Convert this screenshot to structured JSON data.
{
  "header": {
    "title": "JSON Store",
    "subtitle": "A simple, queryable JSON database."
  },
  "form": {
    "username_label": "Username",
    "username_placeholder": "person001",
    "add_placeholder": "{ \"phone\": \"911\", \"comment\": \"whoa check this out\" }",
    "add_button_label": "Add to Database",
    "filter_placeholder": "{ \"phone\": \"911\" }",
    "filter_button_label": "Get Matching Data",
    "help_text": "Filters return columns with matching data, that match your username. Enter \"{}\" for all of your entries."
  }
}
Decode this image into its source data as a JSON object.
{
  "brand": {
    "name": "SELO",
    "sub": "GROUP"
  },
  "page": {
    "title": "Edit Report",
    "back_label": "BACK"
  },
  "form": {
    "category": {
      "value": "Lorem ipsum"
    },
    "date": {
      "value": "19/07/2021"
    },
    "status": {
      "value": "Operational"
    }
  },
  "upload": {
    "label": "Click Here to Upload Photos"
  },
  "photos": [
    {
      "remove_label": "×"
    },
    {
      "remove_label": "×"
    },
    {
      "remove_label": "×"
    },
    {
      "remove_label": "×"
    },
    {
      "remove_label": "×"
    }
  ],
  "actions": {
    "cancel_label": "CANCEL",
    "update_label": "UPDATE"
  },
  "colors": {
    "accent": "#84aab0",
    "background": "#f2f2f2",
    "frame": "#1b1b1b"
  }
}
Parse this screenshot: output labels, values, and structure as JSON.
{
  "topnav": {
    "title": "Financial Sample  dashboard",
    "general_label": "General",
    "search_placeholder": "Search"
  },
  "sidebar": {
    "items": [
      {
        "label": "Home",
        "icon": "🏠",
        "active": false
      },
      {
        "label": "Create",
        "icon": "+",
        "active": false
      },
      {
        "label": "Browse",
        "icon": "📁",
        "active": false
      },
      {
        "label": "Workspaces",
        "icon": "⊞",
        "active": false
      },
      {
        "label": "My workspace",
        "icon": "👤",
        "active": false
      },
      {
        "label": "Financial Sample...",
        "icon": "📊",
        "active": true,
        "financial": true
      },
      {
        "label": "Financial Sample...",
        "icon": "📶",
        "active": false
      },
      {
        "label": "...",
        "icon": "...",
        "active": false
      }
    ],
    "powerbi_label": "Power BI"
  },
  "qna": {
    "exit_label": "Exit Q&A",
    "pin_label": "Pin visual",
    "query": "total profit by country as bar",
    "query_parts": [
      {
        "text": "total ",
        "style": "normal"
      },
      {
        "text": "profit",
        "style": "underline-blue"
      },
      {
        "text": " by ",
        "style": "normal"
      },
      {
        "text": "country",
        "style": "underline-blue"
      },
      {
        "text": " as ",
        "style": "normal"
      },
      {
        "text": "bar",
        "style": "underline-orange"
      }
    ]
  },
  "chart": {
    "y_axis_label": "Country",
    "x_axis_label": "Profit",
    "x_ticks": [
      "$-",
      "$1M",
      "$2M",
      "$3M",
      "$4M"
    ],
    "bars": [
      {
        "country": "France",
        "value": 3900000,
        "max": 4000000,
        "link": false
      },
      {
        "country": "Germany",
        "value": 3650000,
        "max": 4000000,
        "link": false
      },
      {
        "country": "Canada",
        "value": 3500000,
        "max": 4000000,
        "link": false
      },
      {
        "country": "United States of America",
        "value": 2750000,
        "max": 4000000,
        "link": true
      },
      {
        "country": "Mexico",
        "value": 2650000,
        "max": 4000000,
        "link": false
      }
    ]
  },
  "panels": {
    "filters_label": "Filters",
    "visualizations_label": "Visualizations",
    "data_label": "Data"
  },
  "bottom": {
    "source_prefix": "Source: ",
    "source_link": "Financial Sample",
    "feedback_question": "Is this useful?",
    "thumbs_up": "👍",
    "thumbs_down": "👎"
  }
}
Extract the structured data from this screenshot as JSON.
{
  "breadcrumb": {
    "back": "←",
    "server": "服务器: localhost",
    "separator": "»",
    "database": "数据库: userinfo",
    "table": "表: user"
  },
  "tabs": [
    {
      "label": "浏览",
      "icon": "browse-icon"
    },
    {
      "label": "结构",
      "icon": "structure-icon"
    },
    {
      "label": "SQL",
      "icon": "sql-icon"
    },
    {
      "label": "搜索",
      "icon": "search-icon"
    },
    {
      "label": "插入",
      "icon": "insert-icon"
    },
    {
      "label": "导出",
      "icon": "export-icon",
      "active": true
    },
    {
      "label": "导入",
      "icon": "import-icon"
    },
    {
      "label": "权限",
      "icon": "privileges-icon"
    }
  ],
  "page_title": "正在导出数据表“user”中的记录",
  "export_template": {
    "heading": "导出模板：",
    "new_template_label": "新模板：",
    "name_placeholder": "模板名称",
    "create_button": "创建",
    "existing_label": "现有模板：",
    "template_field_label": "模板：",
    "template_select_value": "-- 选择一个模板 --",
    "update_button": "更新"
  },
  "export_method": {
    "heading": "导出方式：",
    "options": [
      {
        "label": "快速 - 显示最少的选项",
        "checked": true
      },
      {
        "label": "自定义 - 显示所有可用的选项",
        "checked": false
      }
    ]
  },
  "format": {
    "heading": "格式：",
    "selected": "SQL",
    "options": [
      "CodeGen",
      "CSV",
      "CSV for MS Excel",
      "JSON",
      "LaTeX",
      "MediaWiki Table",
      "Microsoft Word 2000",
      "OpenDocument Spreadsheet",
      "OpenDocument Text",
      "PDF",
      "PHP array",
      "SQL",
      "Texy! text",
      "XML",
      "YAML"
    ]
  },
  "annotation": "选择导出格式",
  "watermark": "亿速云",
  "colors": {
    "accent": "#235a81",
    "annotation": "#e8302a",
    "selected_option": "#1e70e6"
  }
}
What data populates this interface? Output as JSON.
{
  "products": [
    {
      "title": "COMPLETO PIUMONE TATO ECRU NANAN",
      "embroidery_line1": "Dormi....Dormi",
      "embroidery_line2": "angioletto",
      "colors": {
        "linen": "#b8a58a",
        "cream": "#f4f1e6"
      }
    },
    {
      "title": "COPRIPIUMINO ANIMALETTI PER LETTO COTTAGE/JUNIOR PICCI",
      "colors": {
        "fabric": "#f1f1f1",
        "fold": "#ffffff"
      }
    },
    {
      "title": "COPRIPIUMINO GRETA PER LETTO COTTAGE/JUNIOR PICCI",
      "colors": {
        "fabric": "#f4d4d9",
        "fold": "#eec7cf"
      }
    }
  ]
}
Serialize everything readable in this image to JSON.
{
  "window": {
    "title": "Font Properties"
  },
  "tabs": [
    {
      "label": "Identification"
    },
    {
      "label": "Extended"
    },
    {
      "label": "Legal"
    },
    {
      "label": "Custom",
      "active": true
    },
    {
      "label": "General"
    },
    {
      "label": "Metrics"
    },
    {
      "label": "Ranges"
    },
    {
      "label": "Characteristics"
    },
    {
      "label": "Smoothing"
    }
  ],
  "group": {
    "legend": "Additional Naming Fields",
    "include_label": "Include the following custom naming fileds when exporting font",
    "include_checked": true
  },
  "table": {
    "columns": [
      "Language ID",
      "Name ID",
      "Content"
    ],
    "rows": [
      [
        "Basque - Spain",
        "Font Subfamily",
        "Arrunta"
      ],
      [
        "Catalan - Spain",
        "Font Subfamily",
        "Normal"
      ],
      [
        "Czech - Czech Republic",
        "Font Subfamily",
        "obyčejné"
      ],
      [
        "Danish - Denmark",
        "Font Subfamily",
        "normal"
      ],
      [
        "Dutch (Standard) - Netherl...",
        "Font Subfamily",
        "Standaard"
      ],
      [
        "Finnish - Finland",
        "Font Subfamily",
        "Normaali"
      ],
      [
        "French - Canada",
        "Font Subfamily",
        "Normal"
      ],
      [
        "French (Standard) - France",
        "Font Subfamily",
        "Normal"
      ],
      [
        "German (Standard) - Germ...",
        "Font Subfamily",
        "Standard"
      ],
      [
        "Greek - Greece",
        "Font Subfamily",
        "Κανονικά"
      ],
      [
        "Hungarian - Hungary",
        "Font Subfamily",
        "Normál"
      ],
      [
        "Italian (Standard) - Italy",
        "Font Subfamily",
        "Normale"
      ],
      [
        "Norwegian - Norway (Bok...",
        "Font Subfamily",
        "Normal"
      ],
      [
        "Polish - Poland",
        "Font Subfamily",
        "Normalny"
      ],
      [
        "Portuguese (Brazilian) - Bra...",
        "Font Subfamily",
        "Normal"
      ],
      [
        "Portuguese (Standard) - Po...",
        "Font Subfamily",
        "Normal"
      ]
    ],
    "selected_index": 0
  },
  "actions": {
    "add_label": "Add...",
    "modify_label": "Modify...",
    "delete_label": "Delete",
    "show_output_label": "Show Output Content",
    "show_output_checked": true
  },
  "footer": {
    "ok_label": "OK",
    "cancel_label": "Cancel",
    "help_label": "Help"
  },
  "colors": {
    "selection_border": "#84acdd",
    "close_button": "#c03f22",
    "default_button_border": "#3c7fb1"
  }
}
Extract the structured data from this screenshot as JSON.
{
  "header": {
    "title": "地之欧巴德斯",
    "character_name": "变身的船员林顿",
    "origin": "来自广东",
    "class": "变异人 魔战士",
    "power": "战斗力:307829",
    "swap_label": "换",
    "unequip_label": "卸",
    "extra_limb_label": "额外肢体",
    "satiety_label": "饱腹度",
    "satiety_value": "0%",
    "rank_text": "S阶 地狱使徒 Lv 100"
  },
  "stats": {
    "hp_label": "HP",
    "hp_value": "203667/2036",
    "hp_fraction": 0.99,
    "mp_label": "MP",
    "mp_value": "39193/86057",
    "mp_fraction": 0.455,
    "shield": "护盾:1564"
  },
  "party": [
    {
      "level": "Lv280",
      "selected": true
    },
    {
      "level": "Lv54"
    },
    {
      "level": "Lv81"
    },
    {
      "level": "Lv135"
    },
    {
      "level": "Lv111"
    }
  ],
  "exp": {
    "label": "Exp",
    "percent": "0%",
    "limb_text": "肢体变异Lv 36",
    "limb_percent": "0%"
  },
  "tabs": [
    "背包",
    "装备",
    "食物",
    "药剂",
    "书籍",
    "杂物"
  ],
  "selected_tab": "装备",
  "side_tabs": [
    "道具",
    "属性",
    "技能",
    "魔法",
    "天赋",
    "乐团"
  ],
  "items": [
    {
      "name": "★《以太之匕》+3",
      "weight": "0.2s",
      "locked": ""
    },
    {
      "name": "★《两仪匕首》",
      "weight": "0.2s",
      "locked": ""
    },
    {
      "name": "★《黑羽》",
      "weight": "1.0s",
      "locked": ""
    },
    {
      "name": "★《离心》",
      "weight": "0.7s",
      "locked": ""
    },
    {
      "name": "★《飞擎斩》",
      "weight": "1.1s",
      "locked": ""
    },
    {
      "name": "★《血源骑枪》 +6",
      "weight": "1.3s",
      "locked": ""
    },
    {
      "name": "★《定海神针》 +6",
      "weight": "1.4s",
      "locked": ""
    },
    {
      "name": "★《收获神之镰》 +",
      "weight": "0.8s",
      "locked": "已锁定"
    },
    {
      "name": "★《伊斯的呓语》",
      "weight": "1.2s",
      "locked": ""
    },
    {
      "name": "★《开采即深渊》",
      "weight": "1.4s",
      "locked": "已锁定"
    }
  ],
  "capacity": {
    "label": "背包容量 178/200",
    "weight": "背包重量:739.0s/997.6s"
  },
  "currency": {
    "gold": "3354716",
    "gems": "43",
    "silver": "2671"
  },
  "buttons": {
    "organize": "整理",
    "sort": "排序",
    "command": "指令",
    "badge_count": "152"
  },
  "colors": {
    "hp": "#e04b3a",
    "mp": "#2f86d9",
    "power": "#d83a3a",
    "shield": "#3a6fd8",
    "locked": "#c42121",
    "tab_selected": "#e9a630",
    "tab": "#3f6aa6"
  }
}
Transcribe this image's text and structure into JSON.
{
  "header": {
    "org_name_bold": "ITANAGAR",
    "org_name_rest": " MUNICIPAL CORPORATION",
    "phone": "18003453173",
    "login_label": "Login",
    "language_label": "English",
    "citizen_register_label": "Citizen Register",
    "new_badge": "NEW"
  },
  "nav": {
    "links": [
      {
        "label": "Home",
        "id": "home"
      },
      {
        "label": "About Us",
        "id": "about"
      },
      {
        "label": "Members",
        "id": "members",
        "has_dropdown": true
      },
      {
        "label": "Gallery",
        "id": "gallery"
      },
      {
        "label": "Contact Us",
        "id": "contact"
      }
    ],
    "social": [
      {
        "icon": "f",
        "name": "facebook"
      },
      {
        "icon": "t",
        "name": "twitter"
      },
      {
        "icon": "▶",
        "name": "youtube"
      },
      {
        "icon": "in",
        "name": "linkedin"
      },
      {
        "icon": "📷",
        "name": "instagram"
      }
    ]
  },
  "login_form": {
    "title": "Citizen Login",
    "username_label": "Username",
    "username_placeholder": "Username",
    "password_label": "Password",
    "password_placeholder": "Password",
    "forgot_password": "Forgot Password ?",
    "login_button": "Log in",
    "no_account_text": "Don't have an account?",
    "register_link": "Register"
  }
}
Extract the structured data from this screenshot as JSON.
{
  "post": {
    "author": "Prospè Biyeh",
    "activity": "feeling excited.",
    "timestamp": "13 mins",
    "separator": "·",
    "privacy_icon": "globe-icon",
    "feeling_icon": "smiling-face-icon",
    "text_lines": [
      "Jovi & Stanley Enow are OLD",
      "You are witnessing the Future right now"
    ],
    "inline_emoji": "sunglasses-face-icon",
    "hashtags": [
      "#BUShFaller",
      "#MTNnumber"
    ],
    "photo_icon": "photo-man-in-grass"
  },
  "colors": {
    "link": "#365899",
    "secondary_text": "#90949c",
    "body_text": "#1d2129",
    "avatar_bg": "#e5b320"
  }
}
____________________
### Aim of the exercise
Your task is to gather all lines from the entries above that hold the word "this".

### Worked solution
Convert this screenshot to structured JSON data.
    "add_placeholder": "{ \"phone\": \"911\", \"comment\": \"whoa check this out\" }",
Decode this image into its source data as a JSON object.
Parse this screenshot: output labels, values, and structure as JSON.
    "feedback_question": "Is this useful?",
Extract the structured data from this screenshot as JSON.
What data populates this interface? Output as JSON.
Serialize everything readable in this image to JSON.
Extract the structured data from this screenshot as JSON.
Transcribe this image's text and structure into JSON.
Extract the structured data from this screenshot as JSON.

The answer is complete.